The focus of this book is on the media representations of the use of the Internet in seeking intimate connections-be it a committed relationship, a hook-up, or a community in which to dabble in fringe sexual practices. Popular culture (film, narrative television, the news media, and advertising) present two very distinct pictures of the use of the Internet as related to intimacy. From news reports about victims of online dating, to the presentation of the desperate and dateless, the perverts and the deviants, a distinct frame for the intimacy/Internet connection is negativity. In some examples however, a changing picture is emerging. The ubiquitousness of Internet use today has meant a slow increase in comparatively more positive representations of successful online romances in the news, resulting in more positive-spin advertising and a more even-handed presence of such liaisons in narrative television and film. Both the positive and the negative media representations are categorised and analysed in this book to explore what they reveal about the intersection of gender, sexuality, techlogy and the changing mores regarding intimacy.
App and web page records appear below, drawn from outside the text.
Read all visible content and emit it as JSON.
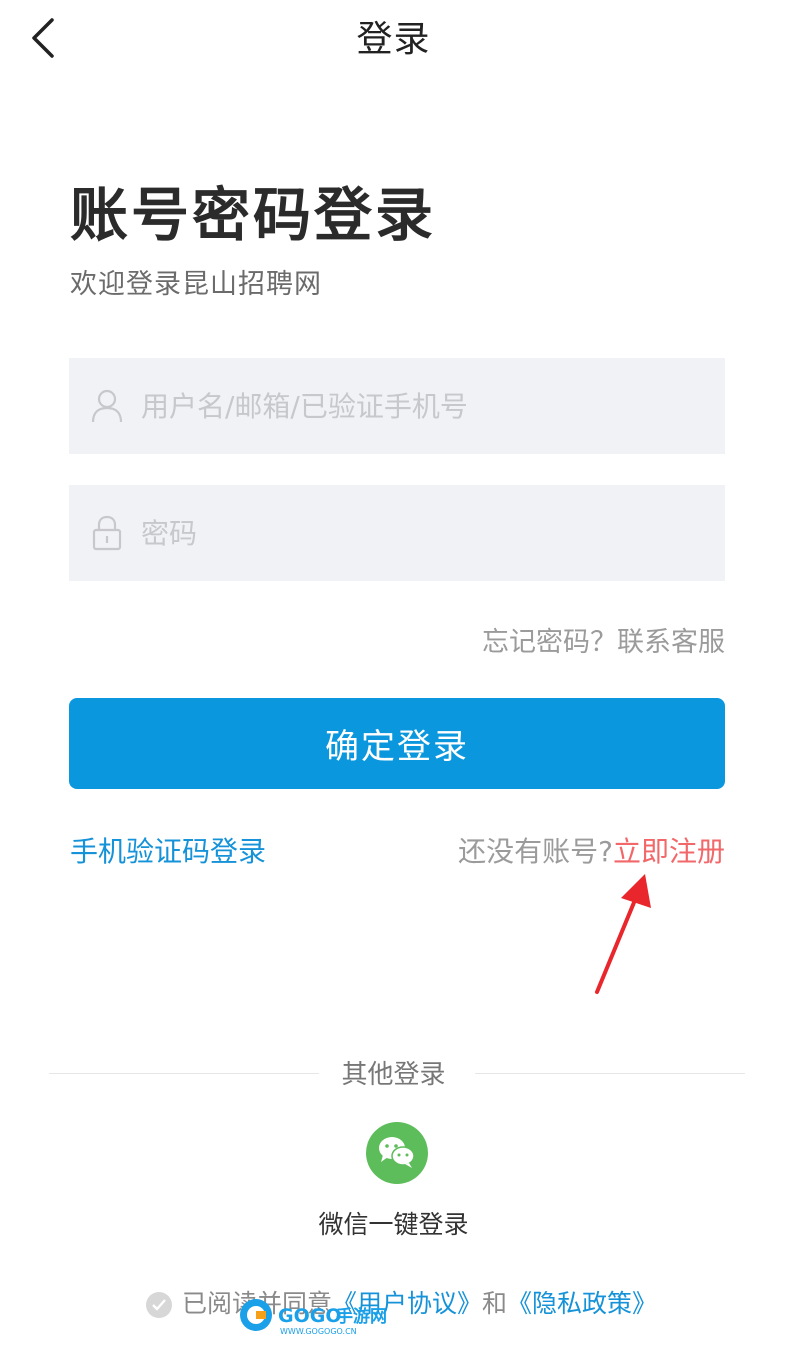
{
  "header": {
    "title": "登录"
  },
  "heading": {
    "title": "账号密码登录",
    "subtitle": "欢迎登录昆山招聘网"
  },
  "form": {
    "username_placeholder": "用户名/邮箱/已验证手机号",
    "password_placeholder": "密码",
    "forgot_text": "忘记密码？联系客服",
    "submit_label": "确定登录"
  },
  "links": {
    "sms_login": "手机验证码登录",
    "no_account": "还没有账号?",
    "register": "立即注册"
  },
  "other_login": {
    "divider_label": "其他登录",
    "wechat_label": "微信一键登录"
  },
  "agreement": {
    "prefix": "已阅读并同意",
    "user_agreement": "《用户协议》",
    "and": "和",
    "privacy_policy": "《隐私政策》"
  },
  "watermark": {
    "logo_text": "GOGO手游网",
    "url_text": "WWW.GOGOGO.CN"
  },
  "colors": {
    "primary": "#0b97dd",
    "link_blue": "#1592d8",
    "register_red": "#f2686a",
    "field_bg": "#f1f2f5",
    "wechat_green": "#5dbd5a",
    "annotation_arrow": "#e8262b"
  },
  "icons": {
    "back": "chevron-left-icon",
    "user": "user-icon",
    "lock": "lock-icon",
    "wechat": "wechat-icon",
    "check": "check-icon"
  }
}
Lauren Rosewarne is a Senior Lecturer at the University of Melbourne, Australia. She is the author of seven books, most recently Cyberbullies, Cyberactivists, Cyberpredators: Film, TV, and Internet Stereotypes, and specializes in gender, sexuality and popular culture.